A Manhattan ornithologist strives to heal the rift that has divided what is left of her family.
Clare and her older sister Anne were always close, having grown up in a Chelsea brownstone with parents who kept secrets from each other and their daughters. But when Anne married a famous Danish glass blower, Frederik, he insisted she distance her own family. After a long silence, Clare goes to Anne’s isolated country home, where she’s welcomed by Anne and her children, Grit and Gilly. Bruises on Anne reveal abuse, confirmed by young Gilly, but when Frederik thwarts their escape and tries to strangle Anne, Clare hits him with a burning log from the fireplace. After Anne testifies against her, Clare goes to prison for two years. Almost 20 years later, Clare has rebuilt her life around her work as a birder and nature blogger, studying New York City’s avian population. Her boyfriend, Paul, an Urban Park Ranger, is still in her life, but since she broke up with him (for his own good, she thought) while in prison, their relationship has remained tentative. When Grit shows up at Clare’s apartment (in that very same childhood brownstone), Clare learns that Anne, who moved to Copenhagen with Frederik, has thoroughly identified with her captor. She has tolerated Frederik’s physical and emotional abuse, not just of herself but of her son and daughter. Gilly commits a tragic act as a result, and Grit is disowned by her parents. Frederik is such an odious character that it is difficult to see how he managed to ensnare Anne in the first place—let alone keep her in his thrall. When Grit is hurt while filming in a bog, Clare leaves a message for Anne.

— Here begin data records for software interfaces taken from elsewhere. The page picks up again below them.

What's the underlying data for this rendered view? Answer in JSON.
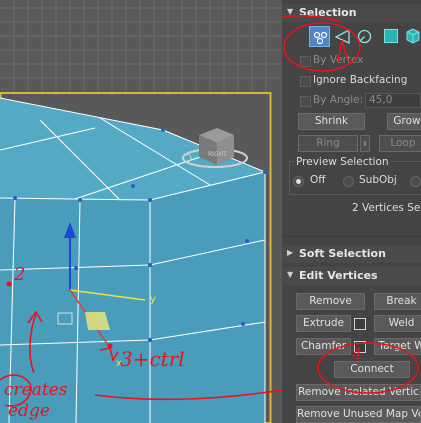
{
  "selection": {
    "title": "Selection",
    "by_vertex": "By Vertex",
    "ignore_backfacing": "Ignore Backfacing",
    "by_angle": "By Angle:",
    "by_angle_value": "45,0",
    "shrink": "Shrink",
    "grow": "Grow",
    "ring": "Ring",
    "loop": "Loop",
    "preview_selection": "Preview Selection",
    "preview_off": "Off",
    "preview_subobj": "SubObj",
    "status": "2 Vertices Sele",
    "active_subobject": "vertex"
  },
  "soft_selection": {
    "title": "Soft Selection"
  },
  "edit_vertices": {
    "title": "Edit Vertices",
    "remove": "Remove",
    "break": "Break",
    "extrude": "Extrude",
    "weld": "Weld",
    "chamfer": "Chamfer",
    "target_weld": "Target W",
    "connect": "Connect",
    "remove_isolated": "Remove Isolated Vertic",
    "remove_unused": "Remove Unused Map Ver"
  },
  "viewport": {
    "viewcube_label": "RIGHT",
    "gizmo_y_label": "y",
    "gizmo_x_label": "x"
  },
  "annotations": {
    "num_2": "2",
    "num_3_ctrl": "3+ctrl",
    "num_4": "4",
    "note_creates": "creates",
    "note_edge": "edge",
    "ink_color": "#e8131b"
  },
  "colors": {
    "mesh_face": "#4a9dba",
    "mesh_top": "#54a9c4",
    "panel_bg": "#444444",
    "grid_bg": "#595959",
    "active_icon": "#4f86c6",
    "teal_icon": "#28b3b8"
  }
}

A scent of violets and other clues indicate Anne may have heard the call.
A new rendering of Rice’s familiar themes of sisterhood and inherited dysfunction, which suffers from slapdash characterization but profits from a sure-handed depiction of the wilds of New York.